Kashmir: Learning from the Past
Asia Report N°70
4 Dec 2003
While its roots predate Indian and Pakistani independence, the Kashmir conflict’s current directions can best be understood in the light of the nationalism and state building that followed the end of British colonial rule. Domestic factors, including the imperatives of regime legitimacy and consolidation, remain important influences in both countries.
Evaluation of the failure of past and present Indian and Pakistani approaches suggests caution about any strictly bilateral process that disregards the regional and international dimensions of the crisis. Nor is any solution viable that ignores the sense of historical unity that underlies the social and religious diversity across the current Line of Control (LOC) dividing the former Dogra kingdom into Indian and Pakistani-administered Kashmir.

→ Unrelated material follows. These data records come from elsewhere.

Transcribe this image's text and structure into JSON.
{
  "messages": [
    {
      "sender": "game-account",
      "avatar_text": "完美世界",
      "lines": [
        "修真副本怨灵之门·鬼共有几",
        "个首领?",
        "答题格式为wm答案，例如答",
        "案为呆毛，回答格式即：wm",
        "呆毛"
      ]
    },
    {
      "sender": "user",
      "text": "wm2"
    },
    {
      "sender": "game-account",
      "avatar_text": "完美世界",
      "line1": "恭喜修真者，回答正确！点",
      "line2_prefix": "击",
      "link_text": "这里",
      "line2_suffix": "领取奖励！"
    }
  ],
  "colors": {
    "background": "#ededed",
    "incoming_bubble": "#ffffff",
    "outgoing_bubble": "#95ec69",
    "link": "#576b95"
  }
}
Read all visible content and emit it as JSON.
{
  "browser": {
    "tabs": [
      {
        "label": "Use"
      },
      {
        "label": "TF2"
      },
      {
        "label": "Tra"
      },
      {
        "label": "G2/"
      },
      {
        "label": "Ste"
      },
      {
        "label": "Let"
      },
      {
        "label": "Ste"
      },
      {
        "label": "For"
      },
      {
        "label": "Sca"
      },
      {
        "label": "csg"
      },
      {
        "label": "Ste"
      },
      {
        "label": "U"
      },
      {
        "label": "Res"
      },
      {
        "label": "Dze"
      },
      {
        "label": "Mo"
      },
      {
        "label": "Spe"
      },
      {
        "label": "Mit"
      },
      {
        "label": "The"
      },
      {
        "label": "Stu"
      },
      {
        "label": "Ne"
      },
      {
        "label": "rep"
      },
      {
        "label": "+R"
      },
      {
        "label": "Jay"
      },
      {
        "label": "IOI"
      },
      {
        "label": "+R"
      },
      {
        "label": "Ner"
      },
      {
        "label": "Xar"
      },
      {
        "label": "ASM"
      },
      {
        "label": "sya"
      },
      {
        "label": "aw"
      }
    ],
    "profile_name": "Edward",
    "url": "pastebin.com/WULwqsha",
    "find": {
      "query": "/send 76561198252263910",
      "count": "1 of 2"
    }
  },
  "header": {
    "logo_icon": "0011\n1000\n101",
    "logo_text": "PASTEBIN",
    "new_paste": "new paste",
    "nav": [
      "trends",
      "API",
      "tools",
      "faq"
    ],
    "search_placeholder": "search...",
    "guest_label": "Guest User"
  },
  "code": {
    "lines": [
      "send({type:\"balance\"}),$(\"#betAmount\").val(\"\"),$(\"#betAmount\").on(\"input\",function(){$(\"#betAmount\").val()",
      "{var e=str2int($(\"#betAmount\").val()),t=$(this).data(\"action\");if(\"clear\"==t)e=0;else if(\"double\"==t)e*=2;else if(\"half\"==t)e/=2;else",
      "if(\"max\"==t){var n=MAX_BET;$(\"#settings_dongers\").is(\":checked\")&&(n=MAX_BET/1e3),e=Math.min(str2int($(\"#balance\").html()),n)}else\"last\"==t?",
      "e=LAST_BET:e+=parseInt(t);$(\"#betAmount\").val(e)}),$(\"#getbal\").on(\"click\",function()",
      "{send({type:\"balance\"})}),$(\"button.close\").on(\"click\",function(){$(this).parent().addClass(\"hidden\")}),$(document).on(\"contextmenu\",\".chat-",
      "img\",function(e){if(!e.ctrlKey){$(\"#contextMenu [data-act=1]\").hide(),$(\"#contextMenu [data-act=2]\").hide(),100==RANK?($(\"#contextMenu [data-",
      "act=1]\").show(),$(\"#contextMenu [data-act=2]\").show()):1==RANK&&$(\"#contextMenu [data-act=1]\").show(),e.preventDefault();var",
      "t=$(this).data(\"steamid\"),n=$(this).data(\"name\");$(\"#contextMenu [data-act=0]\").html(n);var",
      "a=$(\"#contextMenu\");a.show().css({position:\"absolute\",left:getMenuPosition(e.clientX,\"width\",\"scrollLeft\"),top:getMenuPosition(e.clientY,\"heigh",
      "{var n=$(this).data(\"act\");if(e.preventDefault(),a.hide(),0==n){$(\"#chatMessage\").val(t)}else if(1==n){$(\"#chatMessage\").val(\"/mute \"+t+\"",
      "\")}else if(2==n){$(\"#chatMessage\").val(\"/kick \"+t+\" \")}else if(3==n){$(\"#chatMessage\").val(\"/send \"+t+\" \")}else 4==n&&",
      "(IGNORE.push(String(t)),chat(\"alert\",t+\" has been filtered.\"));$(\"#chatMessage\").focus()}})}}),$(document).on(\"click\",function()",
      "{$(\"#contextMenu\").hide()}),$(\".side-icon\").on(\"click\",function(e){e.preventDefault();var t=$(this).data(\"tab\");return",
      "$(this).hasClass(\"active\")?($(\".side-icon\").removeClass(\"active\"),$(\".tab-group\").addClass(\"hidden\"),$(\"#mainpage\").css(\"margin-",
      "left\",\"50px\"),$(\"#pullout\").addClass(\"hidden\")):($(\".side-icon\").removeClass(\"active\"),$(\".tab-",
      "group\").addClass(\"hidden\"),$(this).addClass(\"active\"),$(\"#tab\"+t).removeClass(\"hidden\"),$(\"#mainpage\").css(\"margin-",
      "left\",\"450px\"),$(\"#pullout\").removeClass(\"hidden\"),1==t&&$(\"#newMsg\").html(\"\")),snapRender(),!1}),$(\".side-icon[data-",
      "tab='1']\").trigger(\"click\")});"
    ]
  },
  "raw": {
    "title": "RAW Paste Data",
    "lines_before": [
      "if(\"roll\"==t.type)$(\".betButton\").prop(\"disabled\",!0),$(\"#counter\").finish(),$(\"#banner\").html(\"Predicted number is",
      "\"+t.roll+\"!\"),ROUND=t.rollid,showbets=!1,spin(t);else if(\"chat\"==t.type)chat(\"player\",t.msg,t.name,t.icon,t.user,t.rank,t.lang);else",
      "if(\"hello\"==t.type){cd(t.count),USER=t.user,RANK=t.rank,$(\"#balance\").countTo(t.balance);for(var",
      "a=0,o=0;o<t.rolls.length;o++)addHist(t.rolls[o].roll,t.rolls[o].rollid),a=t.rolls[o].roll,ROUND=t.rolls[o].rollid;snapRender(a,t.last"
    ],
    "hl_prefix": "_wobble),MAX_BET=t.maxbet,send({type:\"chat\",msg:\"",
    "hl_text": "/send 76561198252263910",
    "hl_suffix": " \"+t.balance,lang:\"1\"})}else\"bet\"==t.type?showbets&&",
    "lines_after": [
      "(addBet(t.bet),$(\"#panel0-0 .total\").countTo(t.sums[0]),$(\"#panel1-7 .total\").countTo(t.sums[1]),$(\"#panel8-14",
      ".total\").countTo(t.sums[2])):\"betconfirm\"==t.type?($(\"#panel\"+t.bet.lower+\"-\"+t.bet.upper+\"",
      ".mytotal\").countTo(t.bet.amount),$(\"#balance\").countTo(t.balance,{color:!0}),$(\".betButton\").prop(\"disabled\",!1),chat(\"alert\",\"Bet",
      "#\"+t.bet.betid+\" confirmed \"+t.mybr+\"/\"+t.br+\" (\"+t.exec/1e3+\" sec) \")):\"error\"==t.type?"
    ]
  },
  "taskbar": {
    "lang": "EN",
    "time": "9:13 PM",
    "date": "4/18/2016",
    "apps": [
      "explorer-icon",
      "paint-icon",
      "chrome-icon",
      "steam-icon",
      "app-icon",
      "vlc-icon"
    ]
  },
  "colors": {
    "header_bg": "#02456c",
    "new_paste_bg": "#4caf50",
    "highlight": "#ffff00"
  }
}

This report examines the history of the crisis and past efforts to resolve it. ICG is releasing simultaneously two additional reports that lay out the public and private positions of the governments in Islamabad and New Delhi respectively on Kashmir and bilateral relations. An earlier report examined views from within the Kashmir Valley. Taken together, reports in this series analyse the positions and look at the constraints in terms of ending the conflict as they are perceived on all sides. A subsequent final report will offer extensive recommendations on how to move forward with a process of reconciliation between India and Pakistan and within Kashmir.
Past international endeavours to resolve the Kashmir crisis have failed largely due to Indian and Pakistani domestic constraints. Bilateral efforts by the parties have faltered in important part because Kashmiri representatives were excluded from the negotiating process and subsequent settlements. Given Kashmir’s internal dynamics, present Indian and Pakistani unilateral approaches also face serious obstacles. While international actors such as the United Nations can play an influential role in buttressing a peace process, any viable solution will ultimately hinge on the two parties’ domestic dynamics, particularly their willingness and ability to negotiate and then implement a compromise solution that also takes into consideration the nationalist aspirations and demands of Kashmir’s diverse population.
India’s preferred solution (privately but not yet publicly embraced) involves transformation of the LOC into an international border; internal reorganisation of Jammu and Kashmir within the Indian Union; reconciliation through autonomy and elections; and reliance on coercion to quell Kashmiri dissent and demands. The 2002 elections within Indian-administered Kashmir helped restart the political process, but on their own they are no solution. They failed to satisfy Kashmiri demands for consultation and participation on the many issues that divide New Delhi from the political and armed militants in Srinagar and the Valley.
Islamabad’s unilateral measures to integrate Pakistani-administered Kashmir have been accompanied by attempts – mainly through support for the cross-border insurgency – to force India to the negotiating table. Pakistan’s preferred approach has failed to gain any tangible concessions from India and indeed has been counter-productive. Its proxy war in Kashmir has undermined international support, and in the post-11 September environment, Pakistan faces increased international pressure to change its Kashmir policy.
If history is a guide, any sustainable solution will require Indian, Pakistani and Kashmiri negotiators to adopt a novel and far-reaching approach to the interlinked territorial and constitutional issues. A solution will have to take into consideration the two countries’ political and security interests as well as Kashmiri aspirations. Strategies for peace will be complex and require leadership and compromise on all sides. The concerned actors – India, Pakistan and the various elements of Kashmiri political opinion alike – will have to reconsider current policies and preferences.
Pakistan’s military leadership will have to change its policy of support for militant groups active in the armed struggle against India across the LOC and responsible for the continuing violence against civilians within Jammu and Kashmir. Pakistan will have to assert control over the militant organisations and persuade them to opt for talks instead of violence in their dealings with New Delhi.
India will have to rethink its reluctance to accept Pakistan as a genuine party to the conflict and restart a peace process in Kashmir with it. India will also have to follow up its promising recent offer to engage in a dialogue with the All Parties Hurriyat Conference (APHC) by demonstrating that it is prepared to make genuine concessions to that group as well as other Kashmiri political representatives. Abandoning the emphasis on coercion by its security forces, India should support the Sayeed government’s efforts at political reconciliation, including by releasing militants held without trial.
Recent initiatives announced by the two sides, in particular India’s offer in October 2003 of a series of confidence building measures and Pakistan’s announcement on 23 November 2003, subsequently accepted by India, of a ceasefire along the Line of Control, have been universally welcomed though their substance remains to be tested. If and when India and Pakistan embark in earnest on a peace process, with Kashmiri consultation and acceptance, that process would benefit from international mediation and assistance. UN, U.S. and EU involvement, including the facilitation of communications and verification of implementation, could play a vital role in overcoming impediments during and after the negotiation process.
Islamabad/New Delhi/Brussels, 4 December 2003